Work to be completed: Determine which lines of the records include the word "dalle", and copy them.

Collection entries
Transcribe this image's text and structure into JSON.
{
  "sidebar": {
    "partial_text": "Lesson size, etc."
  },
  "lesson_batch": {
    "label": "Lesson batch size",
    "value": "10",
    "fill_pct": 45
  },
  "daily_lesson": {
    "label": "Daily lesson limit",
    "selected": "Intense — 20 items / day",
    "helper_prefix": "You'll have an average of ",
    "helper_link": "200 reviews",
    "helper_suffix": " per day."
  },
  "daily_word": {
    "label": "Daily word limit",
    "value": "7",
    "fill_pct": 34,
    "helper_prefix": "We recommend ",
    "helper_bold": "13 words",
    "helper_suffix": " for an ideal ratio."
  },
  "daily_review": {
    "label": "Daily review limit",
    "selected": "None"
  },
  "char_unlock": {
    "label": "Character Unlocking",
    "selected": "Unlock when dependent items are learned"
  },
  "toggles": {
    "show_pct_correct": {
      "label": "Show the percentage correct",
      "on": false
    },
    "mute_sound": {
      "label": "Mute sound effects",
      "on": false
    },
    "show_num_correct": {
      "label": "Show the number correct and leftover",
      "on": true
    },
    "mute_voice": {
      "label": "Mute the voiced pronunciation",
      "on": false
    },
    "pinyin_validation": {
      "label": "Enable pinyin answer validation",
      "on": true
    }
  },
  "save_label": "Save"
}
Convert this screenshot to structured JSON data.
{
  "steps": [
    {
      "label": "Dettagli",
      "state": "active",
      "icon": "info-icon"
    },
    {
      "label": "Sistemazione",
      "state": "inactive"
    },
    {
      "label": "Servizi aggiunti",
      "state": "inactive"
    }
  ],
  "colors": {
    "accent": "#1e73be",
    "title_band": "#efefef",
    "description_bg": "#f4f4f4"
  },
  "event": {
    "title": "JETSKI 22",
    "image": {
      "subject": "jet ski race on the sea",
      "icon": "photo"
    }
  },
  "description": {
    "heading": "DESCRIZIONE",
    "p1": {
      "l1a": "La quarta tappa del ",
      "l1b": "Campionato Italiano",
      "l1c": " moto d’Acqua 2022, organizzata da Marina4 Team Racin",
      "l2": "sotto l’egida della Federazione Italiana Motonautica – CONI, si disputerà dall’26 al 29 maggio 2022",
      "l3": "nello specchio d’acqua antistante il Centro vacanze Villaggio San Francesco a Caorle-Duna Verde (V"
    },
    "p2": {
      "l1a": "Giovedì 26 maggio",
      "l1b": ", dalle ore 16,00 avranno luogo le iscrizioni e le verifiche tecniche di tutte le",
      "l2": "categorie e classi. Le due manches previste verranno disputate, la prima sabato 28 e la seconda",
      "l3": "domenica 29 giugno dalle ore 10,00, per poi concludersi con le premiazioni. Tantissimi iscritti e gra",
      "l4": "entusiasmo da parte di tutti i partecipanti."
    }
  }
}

Exercise result:
      "l1b": ", dalle ore 16,00 avranno luogo le iscrizioni e le verifiche tecniche di tutte le",
      "l3": "domenica 29 giugno dalle ore 10,00, per poi concludersi con le premiazioni. Tantissimi iscritti e gra",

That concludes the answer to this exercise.